The crew of the MV Green Lake, including SIU members sailing aboard the Central Gulf Lines-operated vessel, sprang into action on New Year’s Eve, using their rescue training to save lives in the Pacific Ocean.
The Green Lake was the first vessel to respond to a Coast Guard alert from the Panamanian-flagged Sincerity Ace, a 2009- built car carrier sailing from Yokohama to Hawaii. The master had reported a serious vessel fire, ongoing firefighting efforts and the intent to abandon ship approximately 1,800 nautical miles northwest of Oahu.
The crew and officers of the Green Lake spent the next 18 hours battling poor weather conditions as they rescued seven mariners and searched for the missing. They were joined in the search efforts by three other merchant ships, as well as a U.S. Coast Guard Hercules HC-130 aircraft and a Navy 7th Fleet P-8 Poseidon.
In total, the crews of the merchant vessels that responded to the disaster rescued 16 members of the Sincerity Ace’s crew. Five were not recovered, after a total of 13 searches covering 5,544 nautical square miles were conducted over a span of three days.
The SIU crew of the MV Green Lake included Bosun Isaac Amissah, ABs Nicolas Bernardo Bartolome, Robert Calvo, Paul Gottschling, John Rawlings and Ted Thompson, OMUs Godofredo Manding Banatao and Mario Santos, Steward/Baker Peter Schuetz, Chief Cook Jose Felipe Clotter, and SA Jolanta Goch. All of them have completed training at the SIU-affiliated Paul Hall Center, located in Piney Point, Maryland.
The deck officers aboard the Green Lake are members of the MM&P, and the engineers are represented by the MEBA.
Bosun Amissah retold the event, saying, “We had left Yokohama maybe three days before, when we got the alert that a ship was on fire. When we got to the scene, the crew were spread out over the water, in life jackets.”
He explained that the Green Lake retrieved seven men from the ocean, bringing them into warm areas on the ship to rest and recover: “By the time we pulled them out of the water, they were so tired. They’d been in the water for maybe eight hours by that point, so they needed to rest and warm up.”
“Our training helped a lot,” he concluded, “especially the man-overboard drills. We’d be picking up one guy out of the water here, then the next guy would be three miles away, they were so spread out. Our training was really important in saving those seven lives.”
“The entire crew did a truly incredible job under extreme conditions,” said Capt. William Boyce. “Winds were blowing a steady 25 knots, gusting to 30 knots, with a heavy 20-25-foot north-westerly swell. Due to the sea state and our high freeboard, it was very difficult to maneuver, bring the ship alongside each survivor, and get them on board with limited retrieval resources.”

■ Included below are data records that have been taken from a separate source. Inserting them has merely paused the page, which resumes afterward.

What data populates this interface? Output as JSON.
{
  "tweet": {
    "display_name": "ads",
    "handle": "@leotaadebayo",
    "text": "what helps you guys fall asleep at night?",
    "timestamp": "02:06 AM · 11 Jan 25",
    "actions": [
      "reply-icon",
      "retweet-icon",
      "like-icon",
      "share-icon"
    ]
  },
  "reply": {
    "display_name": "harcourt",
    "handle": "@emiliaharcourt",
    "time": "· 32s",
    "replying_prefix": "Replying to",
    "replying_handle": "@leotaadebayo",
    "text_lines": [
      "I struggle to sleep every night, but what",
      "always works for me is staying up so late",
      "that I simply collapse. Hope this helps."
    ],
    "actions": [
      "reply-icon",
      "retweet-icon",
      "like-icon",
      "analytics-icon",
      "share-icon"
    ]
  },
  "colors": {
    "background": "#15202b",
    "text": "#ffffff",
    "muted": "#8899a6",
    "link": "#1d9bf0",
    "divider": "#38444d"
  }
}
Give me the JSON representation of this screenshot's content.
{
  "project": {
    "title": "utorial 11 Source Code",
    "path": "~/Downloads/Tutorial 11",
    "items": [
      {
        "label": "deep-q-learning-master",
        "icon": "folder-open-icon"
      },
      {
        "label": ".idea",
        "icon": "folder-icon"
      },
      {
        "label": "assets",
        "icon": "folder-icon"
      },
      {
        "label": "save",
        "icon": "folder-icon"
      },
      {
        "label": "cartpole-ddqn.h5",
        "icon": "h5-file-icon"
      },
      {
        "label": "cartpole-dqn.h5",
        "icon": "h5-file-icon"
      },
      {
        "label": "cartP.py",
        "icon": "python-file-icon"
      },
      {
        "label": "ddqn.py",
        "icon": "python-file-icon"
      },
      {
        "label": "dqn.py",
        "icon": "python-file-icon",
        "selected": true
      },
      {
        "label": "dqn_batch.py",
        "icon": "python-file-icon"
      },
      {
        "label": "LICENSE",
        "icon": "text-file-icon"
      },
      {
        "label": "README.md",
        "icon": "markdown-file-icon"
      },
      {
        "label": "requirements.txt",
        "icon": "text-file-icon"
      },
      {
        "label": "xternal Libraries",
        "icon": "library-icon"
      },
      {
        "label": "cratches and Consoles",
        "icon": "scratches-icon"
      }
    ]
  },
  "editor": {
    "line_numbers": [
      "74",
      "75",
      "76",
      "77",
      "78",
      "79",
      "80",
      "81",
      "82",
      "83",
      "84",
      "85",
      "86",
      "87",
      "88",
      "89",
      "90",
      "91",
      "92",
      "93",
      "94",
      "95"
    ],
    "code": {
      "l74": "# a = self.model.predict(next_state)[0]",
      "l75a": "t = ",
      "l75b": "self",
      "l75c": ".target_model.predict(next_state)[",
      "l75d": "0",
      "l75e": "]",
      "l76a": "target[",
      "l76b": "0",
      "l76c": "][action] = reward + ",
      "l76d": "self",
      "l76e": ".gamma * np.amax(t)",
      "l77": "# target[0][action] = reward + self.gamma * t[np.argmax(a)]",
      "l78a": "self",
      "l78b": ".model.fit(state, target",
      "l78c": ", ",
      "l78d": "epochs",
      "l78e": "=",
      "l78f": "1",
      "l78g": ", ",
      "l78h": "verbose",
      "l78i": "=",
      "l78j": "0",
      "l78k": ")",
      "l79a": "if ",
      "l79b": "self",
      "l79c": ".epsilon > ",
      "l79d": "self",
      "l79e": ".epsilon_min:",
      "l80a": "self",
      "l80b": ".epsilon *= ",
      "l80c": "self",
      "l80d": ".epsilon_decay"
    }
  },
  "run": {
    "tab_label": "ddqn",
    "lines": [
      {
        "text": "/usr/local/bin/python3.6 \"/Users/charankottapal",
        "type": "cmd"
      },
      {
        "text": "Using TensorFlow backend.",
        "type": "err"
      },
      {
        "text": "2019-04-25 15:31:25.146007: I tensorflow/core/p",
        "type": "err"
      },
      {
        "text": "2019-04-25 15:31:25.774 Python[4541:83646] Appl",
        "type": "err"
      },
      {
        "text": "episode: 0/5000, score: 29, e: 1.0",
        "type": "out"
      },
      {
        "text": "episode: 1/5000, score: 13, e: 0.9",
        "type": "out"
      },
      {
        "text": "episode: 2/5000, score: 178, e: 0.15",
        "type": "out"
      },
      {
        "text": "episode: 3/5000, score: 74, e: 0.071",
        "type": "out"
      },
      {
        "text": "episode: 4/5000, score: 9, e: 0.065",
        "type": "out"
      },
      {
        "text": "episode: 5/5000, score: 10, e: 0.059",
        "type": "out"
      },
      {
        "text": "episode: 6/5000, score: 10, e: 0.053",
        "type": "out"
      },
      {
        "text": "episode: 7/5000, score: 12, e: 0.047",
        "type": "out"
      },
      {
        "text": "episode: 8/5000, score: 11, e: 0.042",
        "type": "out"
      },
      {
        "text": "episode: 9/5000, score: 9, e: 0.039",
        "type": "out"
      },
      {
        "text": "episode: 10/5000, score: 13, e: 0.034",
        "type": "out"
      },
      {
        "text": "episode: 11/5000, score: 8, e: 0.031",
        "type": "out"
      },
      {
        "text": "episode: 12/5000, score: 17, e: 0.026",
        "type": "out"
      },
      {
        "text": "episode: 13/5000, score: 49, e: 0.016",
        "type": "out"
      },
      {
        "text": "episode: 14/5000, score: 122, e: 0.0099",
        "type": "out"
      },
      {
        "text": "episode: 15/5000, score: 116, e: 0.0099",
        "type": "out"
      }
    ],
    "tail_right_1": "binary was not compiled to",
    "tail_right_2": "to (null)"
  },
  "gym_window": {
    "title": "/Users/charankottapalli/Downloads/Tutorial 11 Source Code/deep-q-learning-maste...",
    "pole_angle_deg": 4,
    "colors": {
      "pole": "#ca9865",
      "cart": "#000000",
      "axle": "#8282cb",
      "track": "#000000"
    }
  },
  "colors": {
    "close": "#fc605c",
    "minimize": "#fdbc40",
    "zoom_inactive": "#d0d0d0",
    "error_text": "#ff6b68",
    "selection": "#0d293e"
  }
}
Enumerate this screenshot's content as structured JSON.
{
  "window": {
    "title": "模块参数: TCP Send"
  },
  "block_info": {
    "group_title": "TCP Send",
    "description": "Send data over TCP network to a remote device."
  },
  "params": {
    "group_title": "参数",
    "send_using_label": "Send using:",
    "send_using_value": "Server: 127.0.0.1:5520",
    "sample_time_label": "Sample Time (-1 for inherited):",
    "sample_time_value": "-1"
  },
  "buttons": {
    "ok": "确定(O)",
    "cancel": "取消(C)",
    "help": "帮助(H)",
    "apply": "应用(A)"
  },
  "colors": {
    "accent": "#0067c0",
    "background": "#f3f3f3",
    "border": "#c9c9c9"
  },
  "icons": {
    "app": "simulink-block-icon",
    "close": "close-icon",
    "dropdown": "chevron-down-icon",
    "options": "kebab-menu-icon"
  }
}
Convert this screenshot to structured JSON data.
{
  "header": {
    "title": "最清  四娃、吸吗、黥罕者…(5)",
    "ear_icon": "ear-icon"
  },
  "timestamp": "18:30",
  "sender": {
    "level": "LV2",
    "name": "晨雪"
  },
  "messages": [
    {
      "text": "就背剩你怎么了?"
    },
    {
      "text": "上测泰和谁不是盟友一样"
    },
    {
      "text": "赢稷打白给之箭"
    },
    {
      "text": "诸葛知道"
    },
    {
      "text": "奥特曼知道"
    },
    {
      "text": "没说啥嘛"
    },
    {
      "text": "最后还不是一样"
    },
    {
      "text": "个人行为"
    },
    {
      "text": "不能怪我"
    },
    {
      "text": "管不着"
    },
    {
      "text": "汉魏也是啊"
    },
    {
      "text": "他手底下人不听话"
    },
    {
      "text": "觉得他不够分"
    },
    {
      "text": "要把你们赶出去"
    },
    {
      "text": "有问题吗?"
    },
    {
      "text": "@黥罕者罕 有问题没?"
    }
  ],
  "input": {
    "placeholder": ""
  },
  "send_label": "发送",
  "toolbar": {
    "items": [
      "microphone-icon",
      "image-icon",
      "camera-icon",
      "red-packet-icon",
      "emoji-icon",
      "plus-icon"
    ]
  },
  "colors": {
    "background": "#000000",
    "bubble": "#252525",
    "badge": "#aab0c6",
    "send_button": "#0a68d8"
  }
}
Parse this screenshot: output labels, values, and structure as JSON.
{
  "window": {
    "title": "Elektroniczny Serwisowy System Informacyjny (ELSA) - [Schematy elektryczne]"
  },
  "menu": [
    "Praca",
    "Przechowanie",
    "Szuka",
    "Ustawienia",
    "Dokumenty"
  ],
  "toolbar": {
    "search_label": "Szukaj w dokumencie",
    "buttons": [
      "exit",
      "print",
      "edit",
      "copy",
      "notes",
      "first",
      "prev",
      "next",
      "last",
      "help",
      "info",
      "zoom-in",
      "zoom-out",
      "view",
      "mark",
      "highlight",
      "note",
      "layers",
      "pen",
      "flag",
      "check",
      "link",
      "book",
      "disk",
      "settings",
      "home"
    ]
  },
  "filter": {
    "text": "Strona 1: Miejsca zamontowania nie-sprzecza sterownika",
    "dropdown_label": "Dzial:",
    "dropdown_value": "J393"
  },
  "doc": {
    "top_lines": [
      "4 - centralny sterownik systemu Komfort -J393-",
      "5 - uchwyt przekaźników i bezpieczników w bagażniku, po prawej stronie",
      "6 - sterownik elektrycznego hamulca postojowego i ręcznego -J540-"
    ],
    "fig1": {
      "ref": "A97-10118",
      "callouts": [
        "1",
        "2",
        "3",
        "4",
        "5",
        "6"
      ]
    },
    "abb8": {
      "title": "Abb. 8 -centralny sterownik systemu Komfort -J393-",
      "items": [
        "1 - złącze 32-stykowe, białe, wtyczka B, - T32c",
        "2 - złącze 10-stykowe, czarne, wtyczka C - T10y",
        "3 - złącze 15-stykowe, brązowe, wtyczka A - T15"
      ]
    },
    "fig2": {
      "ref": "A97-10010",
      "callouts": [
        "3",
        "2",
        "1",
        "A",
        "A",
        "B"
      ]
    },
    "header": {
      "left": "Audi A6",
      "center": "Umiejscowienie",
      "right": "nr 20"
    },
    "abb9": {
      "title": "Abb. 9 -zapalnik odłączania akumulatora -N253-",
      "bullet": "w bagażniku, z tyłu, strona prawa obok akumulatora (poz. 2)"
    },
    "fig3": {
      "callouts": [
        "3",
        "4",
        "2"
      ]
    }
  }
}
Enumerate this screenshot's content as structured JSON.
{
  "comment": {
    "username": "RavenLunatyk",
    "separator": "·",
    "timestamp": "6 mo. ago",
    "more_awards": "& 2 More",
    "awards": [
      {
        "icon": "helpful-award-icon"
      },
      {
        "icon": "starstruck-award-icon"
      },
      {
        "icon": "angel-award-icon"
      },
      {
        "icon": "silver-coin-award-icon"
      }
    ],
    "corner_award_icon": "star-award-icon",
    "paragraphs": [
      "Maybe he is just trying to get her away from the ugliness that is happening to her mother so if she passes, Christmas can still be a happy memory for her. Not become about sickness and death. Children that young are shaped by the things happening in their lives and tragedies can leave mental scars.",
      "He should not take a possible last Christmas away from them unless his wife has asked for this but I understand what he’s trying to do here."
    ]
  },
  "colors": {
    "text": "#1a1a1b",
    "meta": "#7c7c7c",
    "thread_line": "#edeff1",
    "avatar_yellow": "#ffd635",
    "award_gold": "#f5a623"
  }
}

Boyce continued, praising the work of his crew: “MEBA Chief Engineer Joseph Tierney, First Engineer Shauna Glasser, Second Engineer Zac Pollock and Third Engineer Maria Asuncion assisted in retrieval and constant maneuvering for 18 straight hours. The entire SIU deck crew and bosun worked tirelessly from 0200 to 2000 to get the exhausted survivors on board.
“The crew showed incredible perseverance, teamwork and determination,” he concluded, “constantly improvising with each survivor’s recovery in very difficult and dangerous conditions. I am proud of each and every one of this crew for saving seven souls that had experienced horrific conditions and were exhausted.”
“We are very grateful for the assistance the crews of these vessels have given during the search and rescue efforts,” said a spokesperson for the Coast Guard. “These crew members went out of their way to aid their fellow mariners, and because of the remoteness of the incident, the outcome may have been very different had they not responded.”
The Green Lake diverted to Honolulu to disembark the survivors once the search for additional survivors was called off. At last report, the Sincerity Ace was being towed to Japan.